Silex Systems really has to be congratulated.
This week it announced that its Concentrated PV arm (Solar Systems) has connected its first full scale 1.5MW CPV system, although it’s far from its first foray into the world of solar power.
Silex has a background in uranium enrichment which seems odd, until you understand that CEO Dr Michael Goldsworthy was Dr Martin Green’s drinking buddy at University. During Goldsworthy’s meritorious (but unsuccessful) attempt at manufacturing flat plate PV at BP Solar’s old facility in Sydney, he described to me that although he and Green headed in different technological directions, they shared common ground on a vision for cleaner energy solutions.
Goldsworthy (and his partners) developed an enrichment process that is so revolutionary it almost defies logic and he is clearly a very, very clever man.
So where does solar fit?
Interestingly, it’s all about enrichment. The core enrichment process he developed has applications for a huge variety of materials (not just uranium) and it was this enlightened view that got him scouring the world for other possibilities around the time that Silex was first floated some years ago. It resulted in the acquisition of a US-based company that was dabbling in PV physics and processing and led to Silex Solar being formed to fast-track a low cost pilot production facility.
The possibilities for enriching silicon and other raw materials are enormous and could obviously lead to a huge range of benefits – if they could only be commercialised.
The purchase of Solar Systems in 2010 was thus another logical step and great diversification for Goldsworthy and his investors; a bet in every way it seemed.
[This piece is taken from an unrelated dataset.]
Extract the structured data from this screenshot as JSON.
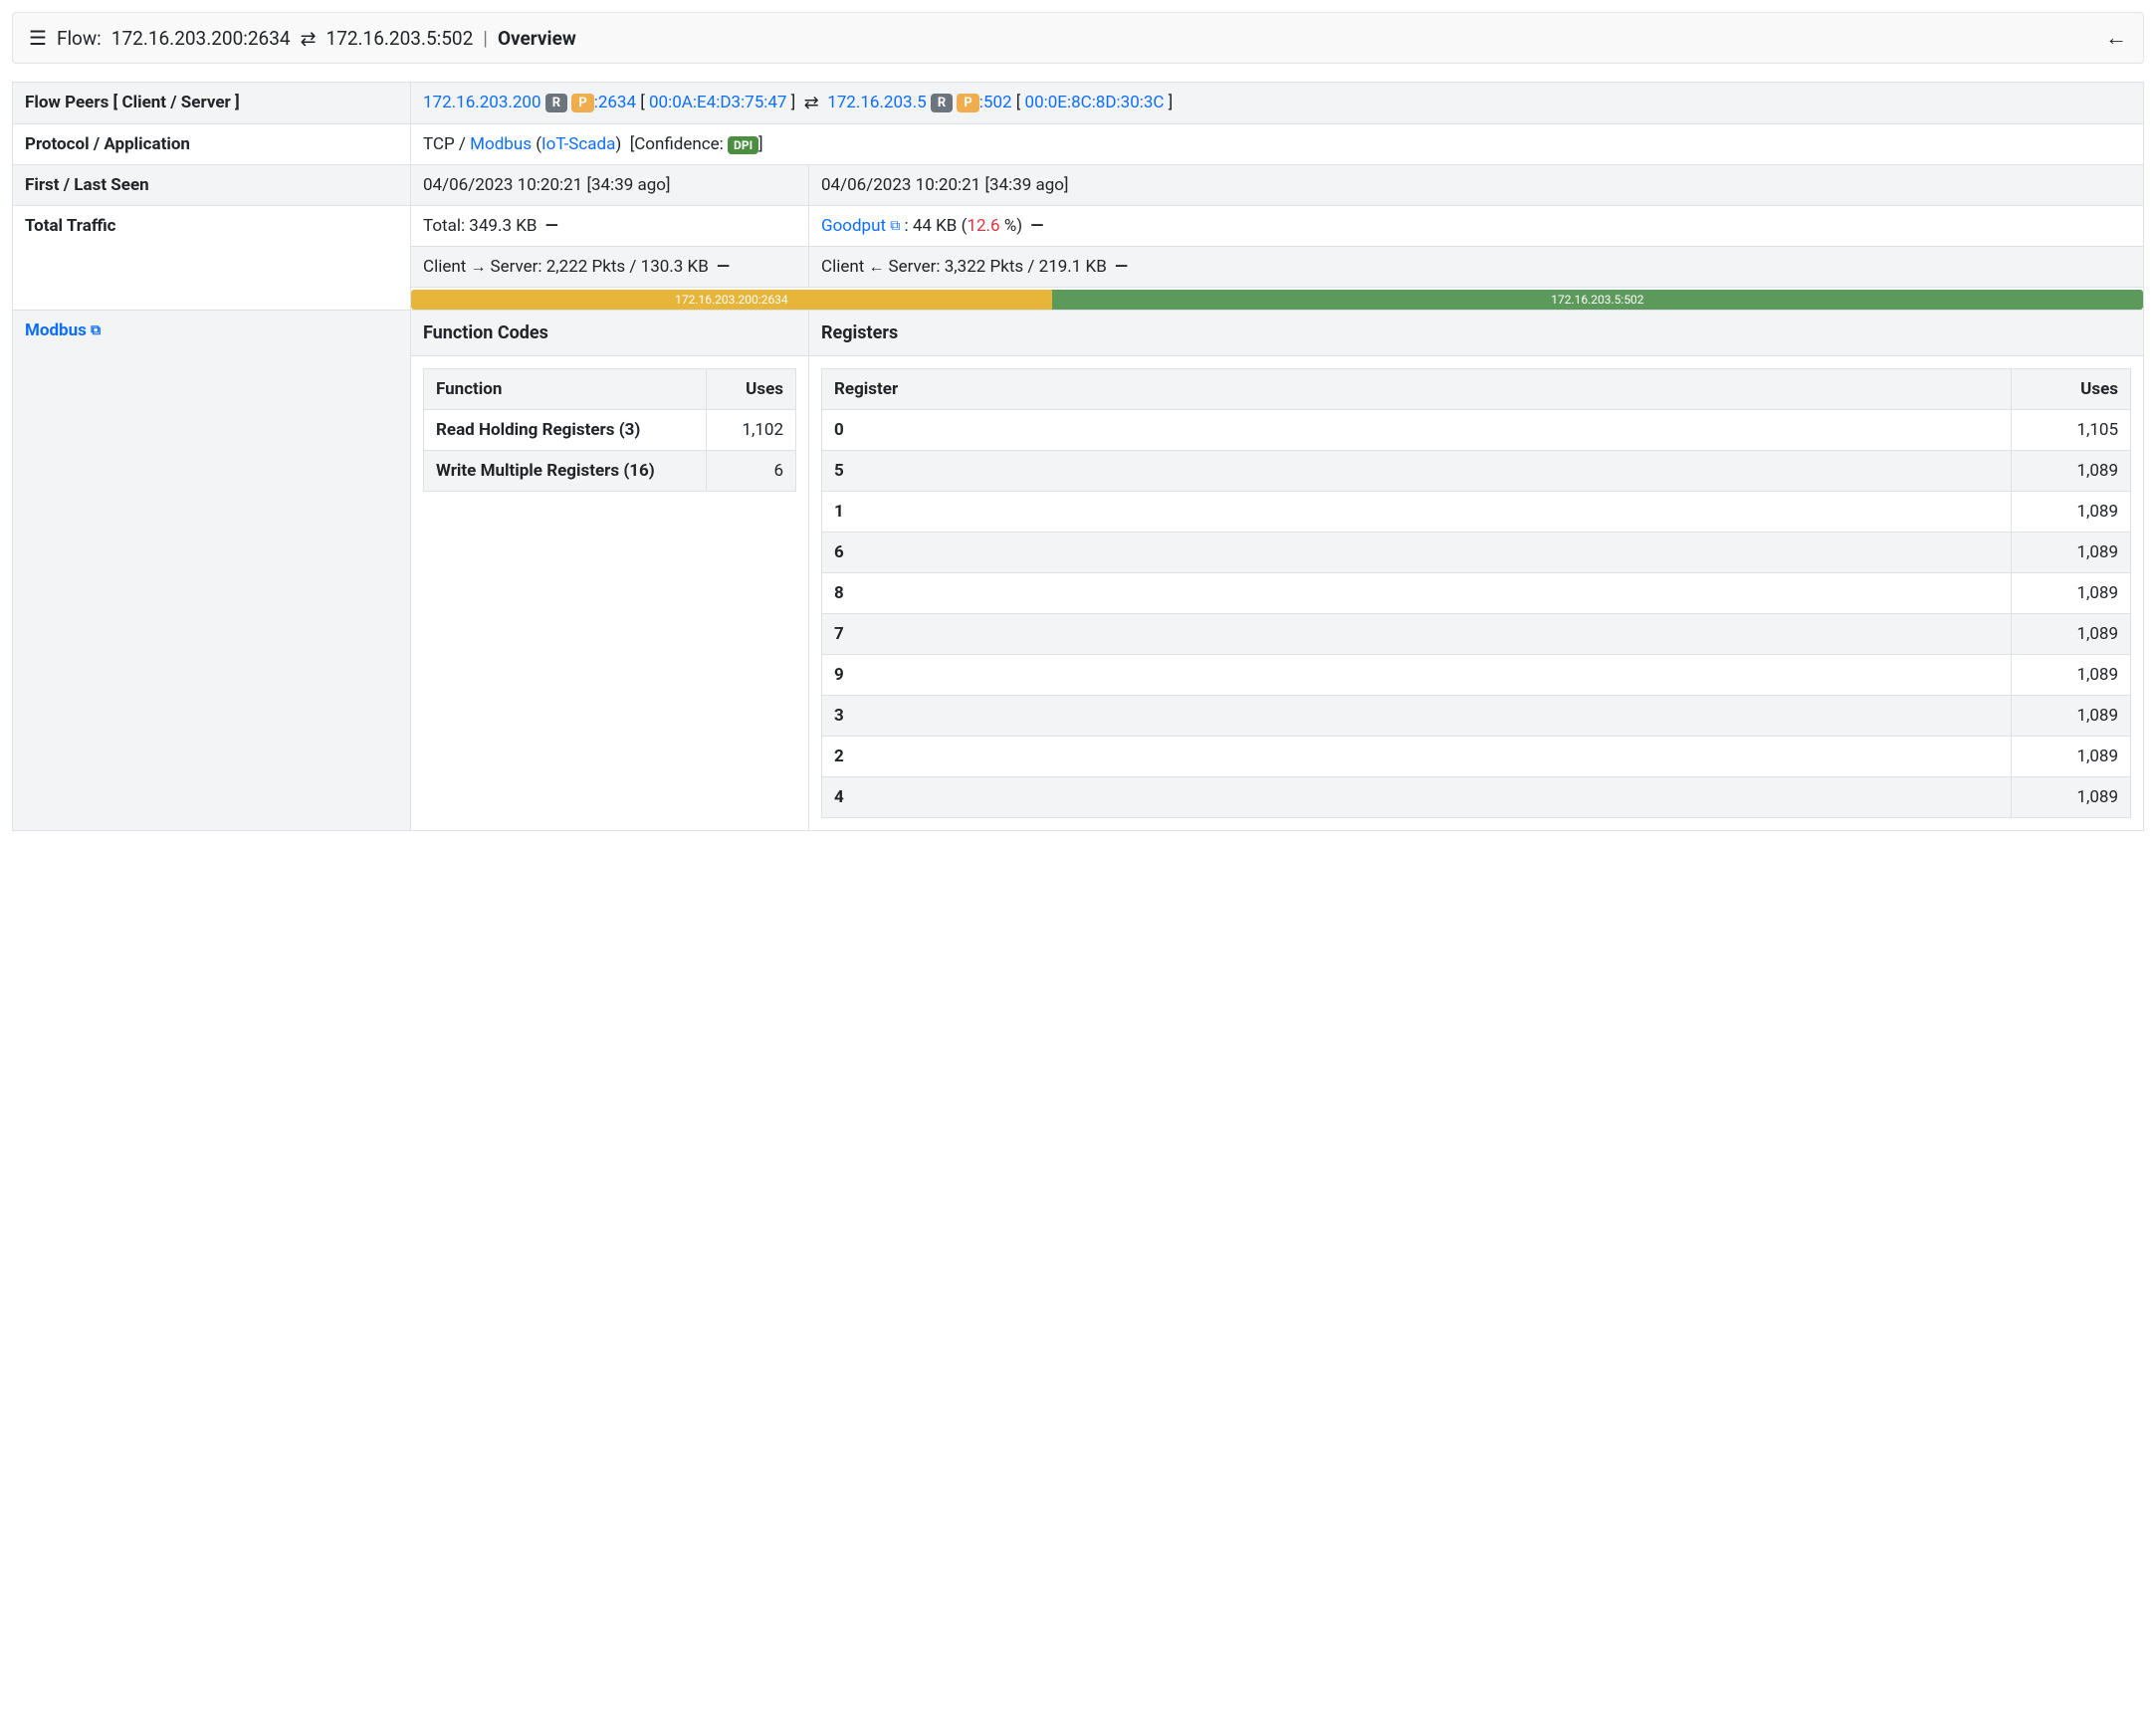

A play upstream in uranium enrichment. A play at large-scale halfway down the value chain with CPV. A play at the household level with PV.
The story was compelling, had backers and was led by a powerful and well connected team.
But timing – and Murphy – are problems of equal proportion.
The timing of Silex’s PV facility was just unfortunately the worst it could be. Silicon prices plummeted, module prices crashed and it ended up with too much or too little at all the wrong moments, despite a genuine crack at it and a big investment. It was tragedy to see what was at the time, Australia’s only PV factory shut down.
Solar Systems also got caught up in this because flat plate changed the economic landscape for CPV. And yet, here we are, progress has been made and now Australia has a 1.5MW CPV facility delivering energy at around $0.10c/kWh. This is real.
So Solar Systems really is Australia’s ‘other’ solar manufacturer and claim that its state of the art CPV facility has the potential for 500MW per annum; around 50 per cent of our entire annual PV demand. Here we have an ASX-listed company who has battled, tried and now delivered; the tenaciousness and dedication of Goldsworthy and his team should be celebrated.
The next year will be a crucial time for Solar Systems – will the technology deliver? Can prices be brought down further? Can the process be scaled up in manufacture to suit the second 150MW phase? For that we’ll have to wait and see.
Nigel Morris is the director of Solar Business Services.
This article was originally published by SolarBusinessServices. Republished with permission.